People can become entirely edentulous (without teeth) for many reasons, the most prevalent being removal due to dental disease, which typically relates to oral flora control, i.e., periodontal disease and tooth decay. Other reasons include pregnancy, tooth developmental defects caused by severe malnutrition, genetic defects such as dentinogenesis imperfecta, trauma, or drug use.
Periodontitis is defined as an inflammatory lesion mediated by host-pathogen interaction that results in the loss of connective tissue fibre attachment to the root surface and ultimately to the alveolar bone. It is the loss of connective tissue to the root surface that leads to teeth falling out. The hormones associated with pregnancy increases the risk of Gingivitis and vomiting.
Hormones released during pregnancy softens the cardia muscle ring that keeps food within the stomach. Hydrochloric acid is the acid involved in gastric reflux, also known as morning sickness.
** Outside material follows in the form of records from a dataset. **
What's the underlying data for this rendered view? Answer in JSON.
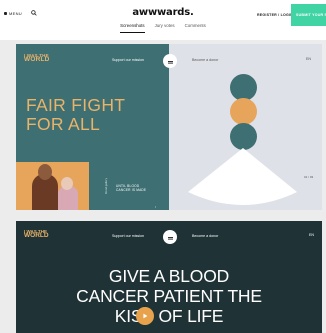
{
  "header": {
    "menu_label": "MENU",
    "logo": "awwwards.",
    "register_label": "REGISTER / LOGIN",
    "submit_label": "SUBMIT YOUR S"
  },
  "tabs": [
    {
      "label": "Screenshots",
      "active": true
    },
    {
      "label": "Jury votes",
      "active": false
    },
    {
      "label": "Comments",
      "active": false
    }
  ],
  "screenshot1": {
    "brand_line1": "I WAS THE",
    "brand_line2": "WORLD",
    "support": "Support our mission",
    "donor": "Become a donor",
    "globe": "EN",
    "headline_line1": "FAIR FIGHT",
    "headline_line2": "FOR ALL",
    "side_label": "blood gallery",
    "until_line1": "UNTIL BLOOD",
    "until_line2": "CANCER IS MADE",
    "slash": "/",
    "counter": "01 / 03"
  },
  "screenshot2": {
    "brand_line1": "I WAS THE",
    "brand_line2": "WORLD",
    "support": "Support our mission",
    "donor": "Become a donor",
    "globe": "EN",
    "headline_line1": "GIVE A BLOOD",
    "headline_line2": "CANCER PATIENT THE",
    "headline_line3": "KISS OF LIFE"
  },
  "colors": {
    "teal": "#3e6f73",
    "orange": "#e6a55b",
    "accent_green": "#40d3a4",
    "dark": "#1f3336"
  }
}
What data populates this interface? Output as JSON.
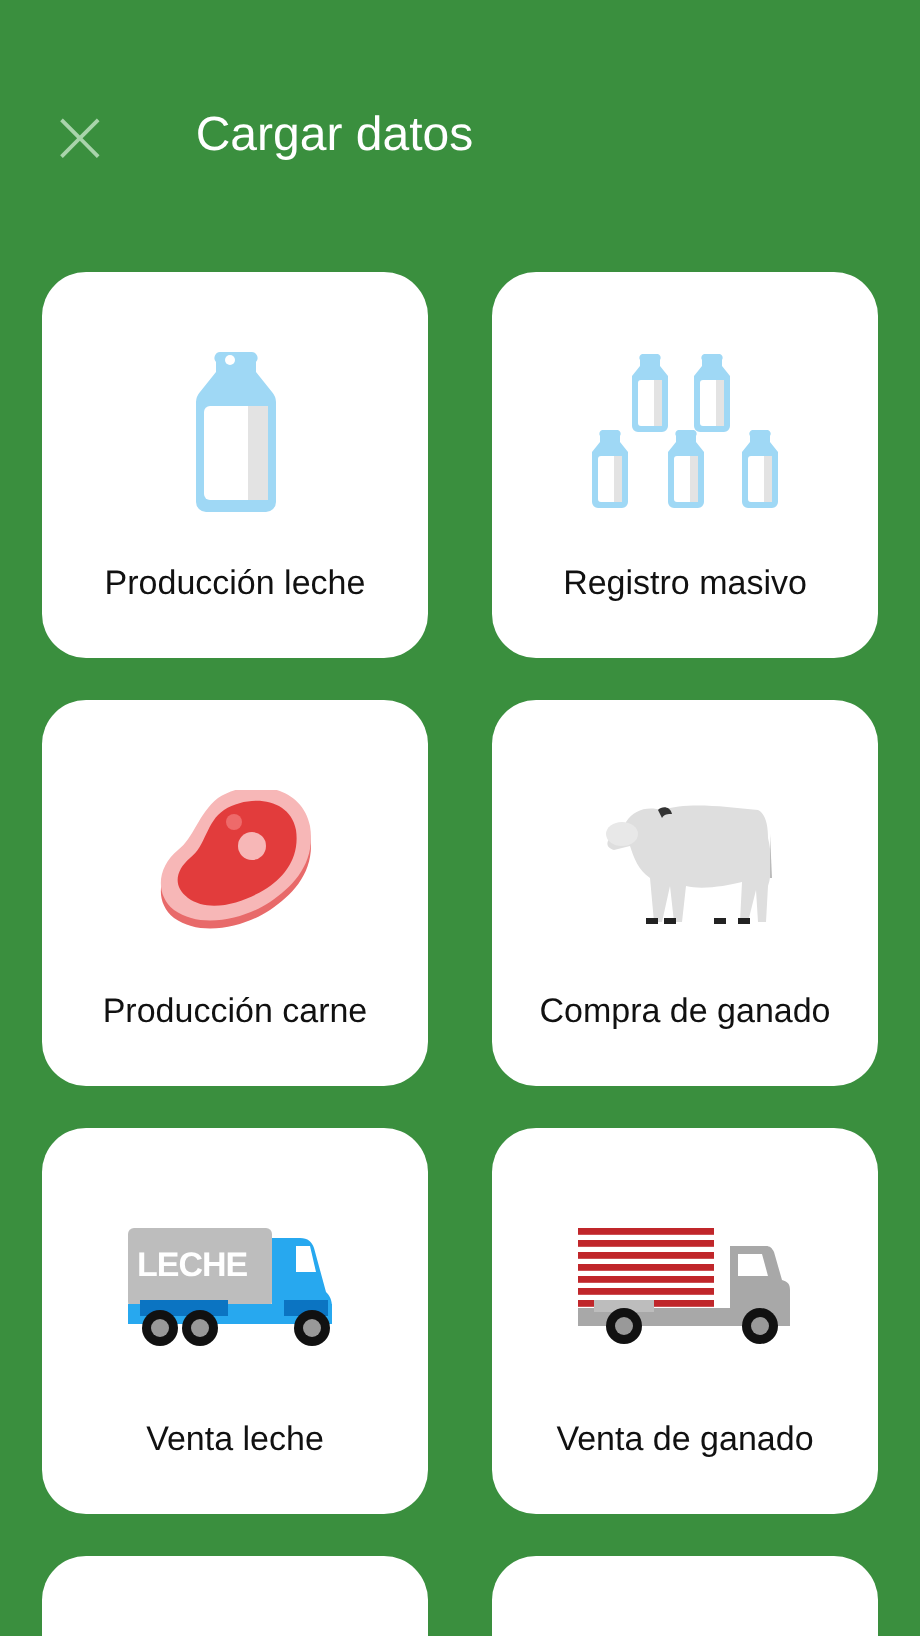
{
  "header": {
    "close": "×",
    "title": "Cargar datos"
  },
  "cards": [
    {
      "kind": "bottle",
      "label": "Producción leche"
    },
    {
      "kind": "bottles",
      "label": "Registro masivo"
    },
    {
      "kind": "meat",
      "label": "Producción carne"
    },
    {
      "kind": "cow",
      "label": "Compra de ganado"
    },
    {
      "kind": "milk-truck",
      "label": "Venta leche",
      "truck_text": "LECHE"
    },
    {
      "kind": "cattle-truck",
      "label": "Venta de ganado"
    },
    {
      "kind": "blank"
    },
    {
      "kind": "blank"
    }
  ]
}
This acid, at a pH of 1.5-3.5 coats the enamel on the teeth; at a pH of 6.5 and mainly affect the palatal surfaces of the maxillary teeth, eventually the enamel is softened and easily wears away.
Dental trauma refers to trauma (injury) to the teeth and/or periodontium (gums, periodontal ligament, alveolar bone). Strong force may cause the root of the tooth to completely dislocate from its socket, mild trauma may cause the tooth to chip.
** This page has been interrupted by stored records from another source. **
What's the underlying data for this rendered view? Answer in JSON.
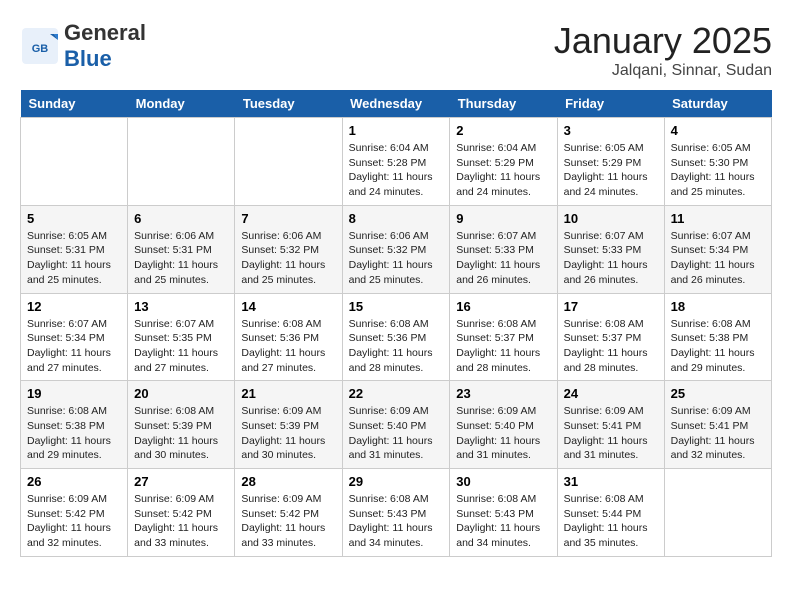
{
  "header": {
    "logo_general": "General",
    "logo_blue": "Blue",
    "month": "January 2025",
    "location": "Jalqani, Sinnar, Sudan"
  },
  "weekdays": [
    "Sunday",
    "Monday",
    "Tuesday",
    "Wednesday",
    "Thursday",
    "Friday",
    "Saturday"
  ],
  "weeks": [
    [
      {
        "day": "",
        "info": ""
      },
      {
        "day": "",
        "info": ""
      },
      {
        "day": "",
        "info": ""
      },
      {
        "day": "1",
        "info": "Sunrise: 6:04 AM\nSunset: 5:28 PM\nDaylight: 11 hours\nand 24 minutes."
      },
      {
        "day": "2",
        "info": "Sunrise: 6:04 AM\nSunset: 5:29 PM\nDaylight: 11 hours\nand 24 minutes."
      },
      {
        "day": "3",
        "info": "Sunrise: 6:05 AM\nSunset: 5:29 PM\nDaylight: 11 hours\nand 24 minutes."
      },
      {
        "day": "4",
        "info": "Sunrise: 6:05 AM\nSunset: 5:30 PM\nDaylight: 11 hours\nand 25 minutes."
      }
    ],
    [
      {
        "day": "5",
        "info": "Sunrise: 6:05 AM\nSunset: 5:31 PM\nDaylight: 11 hours\nand 25 minutes."
      },
      {
        "day": "6",
        "info": "Sunrise: 6:06 AM\nSunset: 5:31 PM\nDaylight: 11 hours\nand 25 minutes."
      },
      {
        "day": "7",
        "info": "Sunrise: 6:06 AM\nSunset: 5:32 PM\nDaylight: 11 hours\nand 25 minutes."
      },
      {
        "day": "8",
        "info": "Sunrise: 6:06 AM\nSunset: 5:32 PM\nDaylight: 11 hours\nand 25 minutes."
      },
      {
        "day": "9",
        "info": "Sunrise: 6:07 AM\nSunset: 5:33 PM\nDaylight: 11 hours\nand 26 minutes."
      },
      {
        "day": "10",
        "info": "Sunrise: 6:07 AM\nSunset: 5:33 PM\nDaylight: 11 hours\nand 26 minutes."
      },
      {
        "day": "11",
        "info": "Sunrise: 6:07 AM\nSunset: 5:34 PM\nDaylight: 11 hours\nand 26 minutes."
      }
    ],
    [
      {
        "day": "12",
        "info": "Sunrise: 6:07 AM\nSunset: 5:34 PM\nDaylight: 11 hours\nand 27 minutes."
      },
      {
        "day": "13",
        "info": "Sunrise: 6:07 AM\nSunset: 5:35 PM\nDaylight: 11 hours\nand 27 minutes."
      },
      {
        "day": "14",
        "info": "Sunrise: 6:08 AM\nSunset: 5:36 PM\nDaylight: 11 hours\nand 27 minutes."
      },
      {
        "day": "15",
        "info": "Sunrise: 6:08 AM\nSunset: 5:36 PM\nDaylight: 11 hours\nand 28 minutes."
      },
      {
        "day": "16",
        "info": "Sunrise: 6:08 AM\nSunset: 5:37 PM\nDaylight: 11 hours\nand 28 minutes."
      },
      {
        "day": "17",
        "info": "Sunrise: 6:08 AM\nSunset: 5:37 PM\nDaylight: 11 hours\nand 28 minutes."
      },
      {
        "day": "18",
        "info": "Sunrise: 6:08 AM\nSunset: 5:38 PM\nDaylight: 11 hours\nand 29 minutes."
      }
    ],
    [
      {
        "day": "19",
        "info": "Sunrise: 6:08 AM\nSunset: 5:38 PM\nDaylight: 11 hours\nand 29 minutes."
      },
      {
        "day": "20",
        "info": "Sunrise: 6:08 AM\nSunset: 5:39 PM\nDaylight: 11 hours\nand 30 minutes."
      },
      {
        "day": "21",
        "info": "Sunrise: 6:09 AM\nSunset: 5:39 PM\nDaylight: 11 hours\nand 30 minutes."
      },
      {
        "day": "22",
        "info": "Sunrise: 6:09 AM\nSunset: 5:40 PM\nDaylight: 11 hours\nand 31 minutes."
      },
      {
        "day": "23",
        "info": "Sunrise: 6:09 AM\nSunset: 5:40 PM\nDaylight: 11 hours\nand 31 minutes."
      },
      {
        "day": "24",
        "info": "Sunrise: 6:09 AM\nSunset: 5:41 PM\nDaylight: 11 hours\nand 31 minutes."
      },
      {
        "day": "25",
        "info": "Sunrise: 6:09 AM\nSunset: 5:41 PM\nDaylight: 11 hours\nand 32 minutes."
      }
    ],
    [
      {
        "day": "26",
        "info": "Sunrise: 6:09 AM\nSunset: 5:42 PM\nDaylight: 11 hours\nand 32 minutes."
      },
      {
        "day": "27",
        "info": "Sunrise: 6:09 AM\nSunset: 5:42 PM\nDaylight: 11 hours\nand 33 minutes."
      },
      {
        "day": "28",
        "info": "Sunrise: 6:09 AM\nSunset: 5:42 PM\nDaylight: 11 hours\nand 33 minutes."
      },
      {
        "day": "29",
        "info": "Sunrise: 6:08 AM\nSunset: 5:43 PM\nDaylight: 11 hours\nand 34 minutes."
      },
      {
        "day": "30",
        "info": "Sunrise: 6:08 AM\nSunset: 5:43 PM\nDaylight: 11 hours\nand 34 minutes."
      },
      {
        "day": "31",
        "info": "Sunrise: 6:08 AM\nSunset: 5:44 PM\nDaylight: 11 hours\nand 35 minutes."
      },
      {
        "day": "",
        "info": ""
      }
    ]
  ]
}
Types of Dentures
Removable partial dentures
Removable partial dentures are for patients who are missing some of their teeth on a particular arch. Fixed partial dentures, also known as "crown and bridge" dentures, are made from crowns that are fitted on the remaining teeth. They act as abutments and pontics and are made from materials resembling the missing teeth. Fixed bridges are more expensive than removable appliances but are more stable.
Another option in this category is the flexible partial, which takes advantage of innovations in digital technology. Flexible partial fabrication involves only non-invasive procedures. Dentures can be difficult to clean and can affect oral hygiene.
Complete dentures are worn by patients who are missing all of the teeth in a single arch—i.e., the maxillary (upper) or mandibular (lower) arch—or, more commonly, in both arches.
Can be made for either partial but mainly complete denture patients. These dentures require fewer visits to make and usually are made for older patients, patients who would have difficulty adjusting to new dentures, would like a spare pair of dentures or like the aesthetics of their dentures already. This requires taking an impression of the patients current denture and remaking them.
Materials of Dentures
Dentures are mainly made from acrylic due to the ease of material manipulation and likeness to intra-oral tissues, i.e. gums. Most dentures made are fabricated from heat-cured acrylic polymethyl methacrylate and rubber-reinforced polymethyl methacrylate. Coloring agents and synthetic fibers are added to obtain the tissue-like shade, and to mimic the small capillaries of the oral mucosa, respectively. However, dentures made from acrylic can be fragile and fracture easily if the patient has trouble adapting neuromuscular control. This can be overcome by reinforcing the denture base with cobalt chromium (Co-Cr). They are often thinner (therefore more comfortable) and stronger (to prevent repeating fractures).